- Miri doesn't eat real food, she just chews on chalk and plastic, and she just got out of the hospital. She looks very thin and nothing at all like herself.
- Miri gets into Cambridge and she meets this amazing girl, Ore, there. Eliot (supposedly) goes to South Africa.
That's pretty much all I can say with certainty about this book, though it is rich with so much more. I really love Oyeyemi's way of weaving commentary about current events and perceptions into her books. For example, in White is for Witching, the creepy, evil house is highly xenophobic and very racist, working desperately hard to kick out anyone who isn't white from the house, including the help, the houseguests, and Miri's friend Ore. This is paralleled by the Kosovan refugees in Dover and Ore's experiences feeling like a complete outsider at Cambridge.

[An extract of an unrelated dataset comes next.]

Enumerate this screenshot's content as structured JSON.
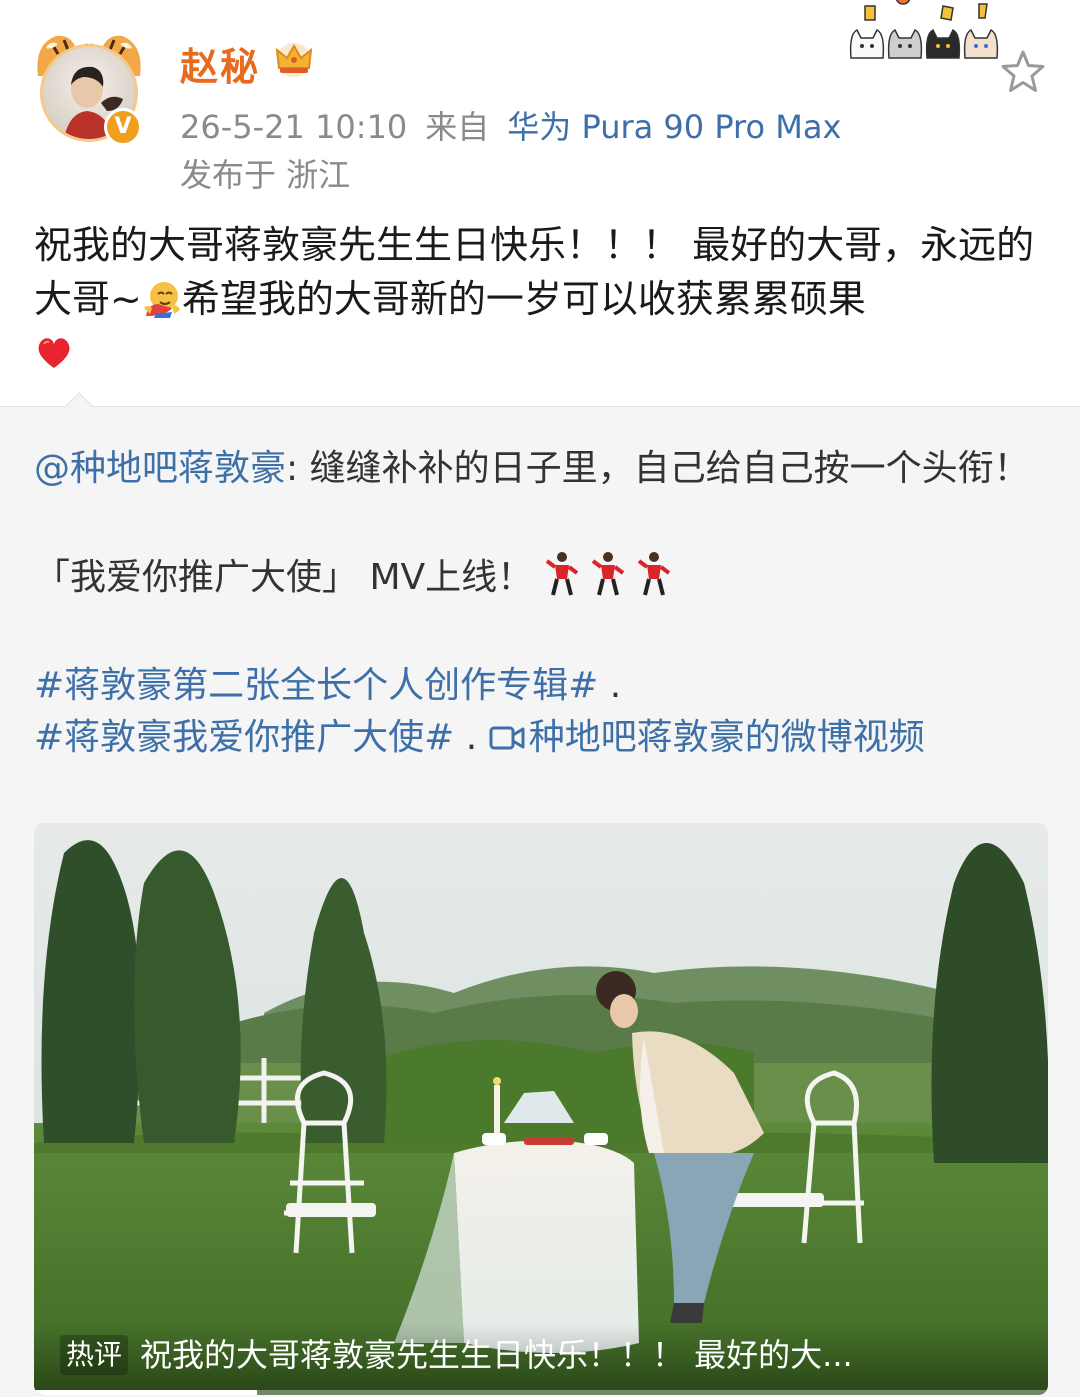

The story also details the deep grief that Luc, Eliot and Miri feel at the loss of Lily (who probably was trying to escape the house, too. The house likes to kick out certain people but also works really hard to keep others in). Luc buries himself in his work and makes elaborate, beautiful meals that he hopes and prays that Miri will eat and enjoy (she does not). Eliot tries to distance himself from his twin sister but finds that he misses her deeply. And Miri, poor Miri, feels like she is turning into her mother (or her grandmother, or her great-grandmother), losing her own memories.
And then the end of the book comes and I have no idea what happened. What did Ore do with the salt and the skin? Did it work? And why did Sade leave? Did she do anything to help? And is Miri now part of the house, or did the house reject her, or what? WHAT HAPPENED?
So, basically, I have no idea. But I still thought this book was really well-written and maybe I am just not meant to understand the endings of any Oyeyemi book. Definitely read this if you like Shirley Jackson! Or if you like unreliable narrators! Or if you want to a book to force you to think and wonder but not quite know.
And, er, maybe don't read it right before going to bed like I did.